*Data supplied*.
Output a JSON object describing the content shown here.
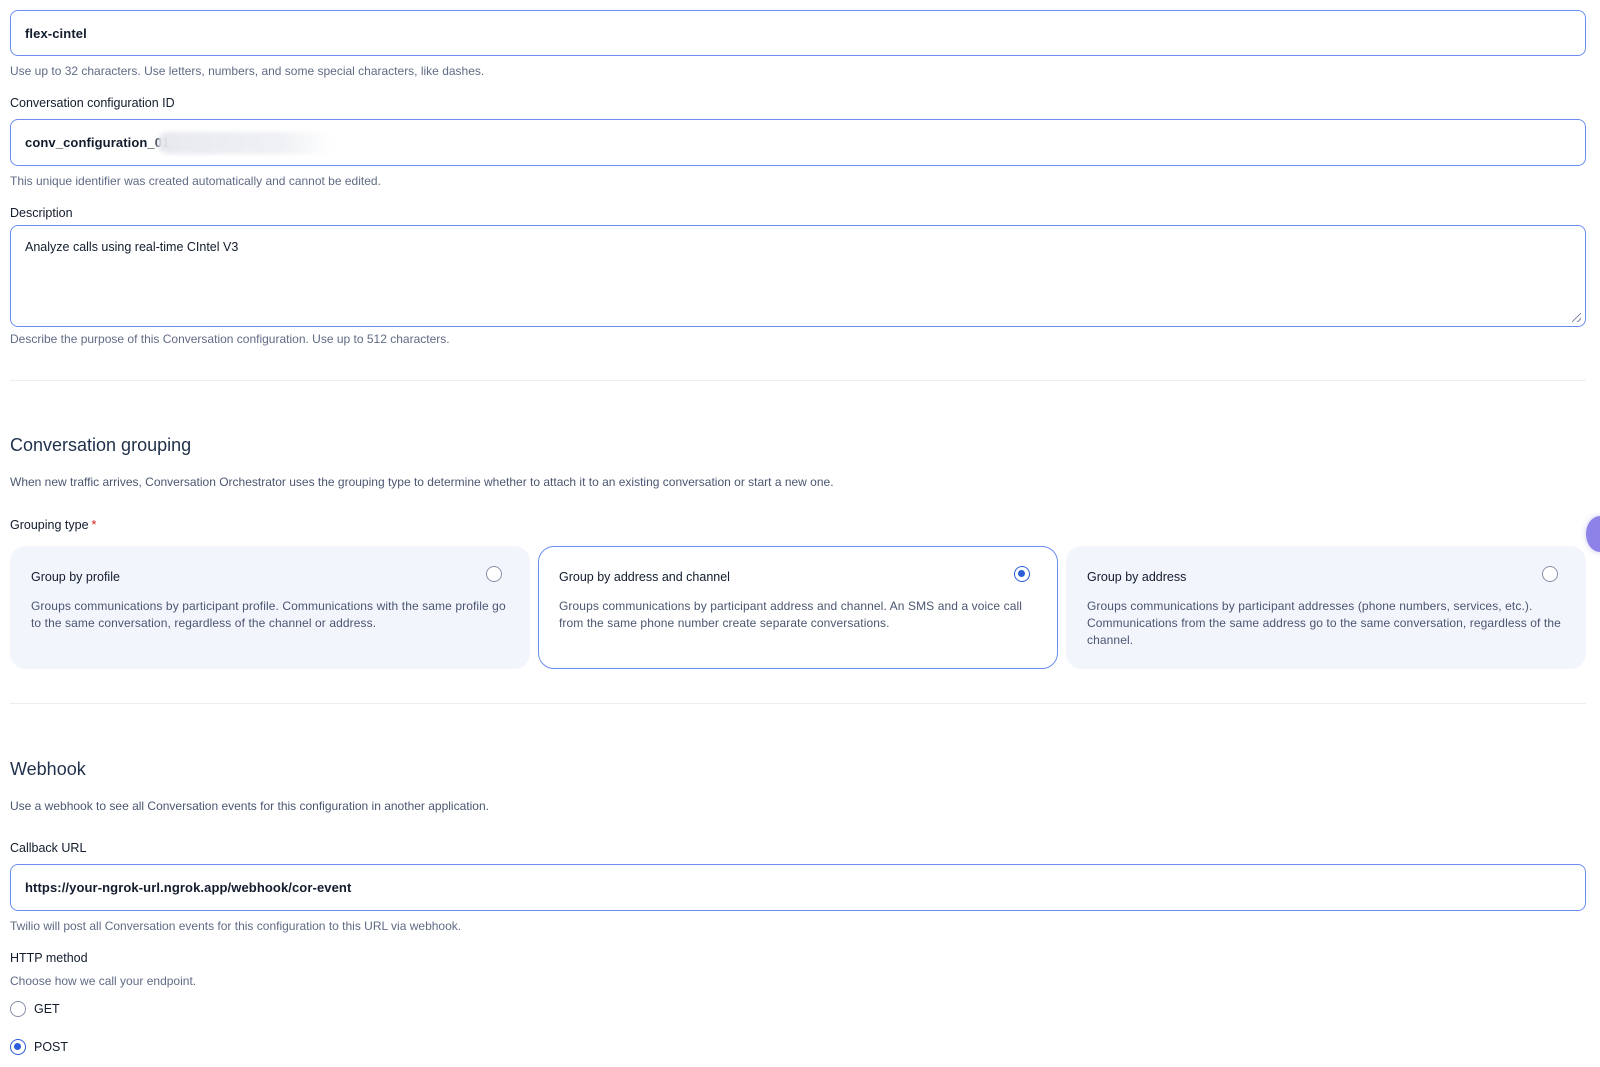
{
  "name_field": {
    "value": "flex-cintel",
    "help": "Use up to 32 characters. Use letters, numbers, and some special characters, like dashes."
  },
  "config_id_field": {
    "label": "Conversation configuration ID",
    "value": "conv_configuration_01",
    "help": "This unique identifier was created automatically and cannot be edited."
  },
  "description_field": {
    "label": "Description",
    "value": "Analyze calls using real-time CIntel V3",
    "help": "Describe the purpose of this Conversation configuration. Use up to 512 characters."
  },
  "grouping": {
    "title": "Conversation grouping",
    "description": "When new traffic arrives, Conversation Orchestrator uses the grouping type to determine whether to attach it to an existing conversation or start a new one.",
    "type_label": "Grouping type",
    "required_mark": "*",
    "options": [
      {
        "title": "Group by profile",
        "description": "Groups communications by participant profile. Communications with the same profile go to the same conversation, regardless of the channel or address.",
        "selected": false
      },
      {
        "title": "Group by address and channel",
        "description": "Groups communications by participant address and channel. An SMS and a voice call from the same phone number create separate conversations.",
        "selected": true
      },
      {
        "title": "Group by address",
        "description": "Groups communications by participant addresses (phone numbers, services, etc.). Communications from the same address go to the same conversation, regardless of the channel.",
        "selected": false
      }
    ]
  },
  "webhook": {
    "title": "Webhook",
    "description": "Use a webhook to see all Conversation events for this configuration in another application.",
    "callback_label": "Callback URL",
    "callback_value": "https://your-ngrok-url.ngrok.app/webhook/cor-event",
    "callback_help": "Twilio will post all Conversation events for this configuration to this URL via webhook.",
    "method_label": "HTTP method",
    "method_help": "Choose how we call your endpoint.",
    "methods": [
      {
        "label": "GET",
        "selected": false
      },
      {
        "label": "POST",
        "selected": true
      }
    ]
  },
  "colors": {
    "accent": "#2c5dd8",
    "focus_border": "#6b8ef0",
    "card_bg": "#f3f5fd",
    "help_text": "#606b85"
  }
}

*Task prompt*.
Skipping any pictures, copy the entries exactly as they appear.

*Answer for the task*.
Output a JSON object describing the content shown here.
{
  "name_field": {
    "value": "flex-cintel",
    "help": "Use up to 32 characters. Use letters, numbers, and some special characters, like dashes."
  },
  "config_id_field": {
    "label": "Conversation configuration ID",
    "value": "conv_configuration_01",
    "help": "This unique identifier was created automatically and cannot be edited."
  },
  "description_field": {
    "label": "Description",
    "value": "Analyze calls using real-time CIntel V3",
    "help": "Describe the purpose of this Conversation configuration. Use up to 512 characters."
  },
  "grouping": {
    "title": "Conversation grouping",
    "description": "When new traffic arrives, Conversation Orchestrator uses the grouping type to determine whether to attach it to an existing conversation or start a new one.",
    "type_label": "Grouping type",
    "required_mark": "*",
    "options": [
      {
        "title": "Group by profile",
        "description": "Groups communications by participant profile. Communications with the same profile go to the same conversation, regardless of the channel or address.",
        "selected": false
      },
      {
        "title": "Group by address and channel",
        "description": "Groups communications by participant address and channel. An SMS and a voice call from the same phone number create separate conversations.",
        "selected": true
      },
      {
        "title": "Group by address",
        "description": "Groups communications by participant addresses (phone numbers, services, etc.). Communications from the same address go to the same conversation, regardless of the channel.",
        "selected": false
      }
    ]
  },
  "webhook": {
    "title": "Webhook",
    "description": "Use a webhook to see all Conversation events for this configuration in another application.",
    "callback_label": "Callback URL",
    "callback_value": "https://your-ngrok-url.ngrok.app/webhook/cor-event",
    "callback_help": "Twilio will post all Conversation events for this configuration to this URL via webhook.",
    "method_label": "HTTP method",
    "method_help": "Choose how we call your endpoint.",
    "methods": [
      {
        "label": "GET",
        "selected": false
      },
      {
        "label": "POST",
        "selected": true
      }
    ]
  },
  "colors": {
    "accent": "#2c5dd8",
    "focus_border": "#6b8ef0",
    "card_bg": "#f3f5fd",
    "help_text": "#606b85"
  }
}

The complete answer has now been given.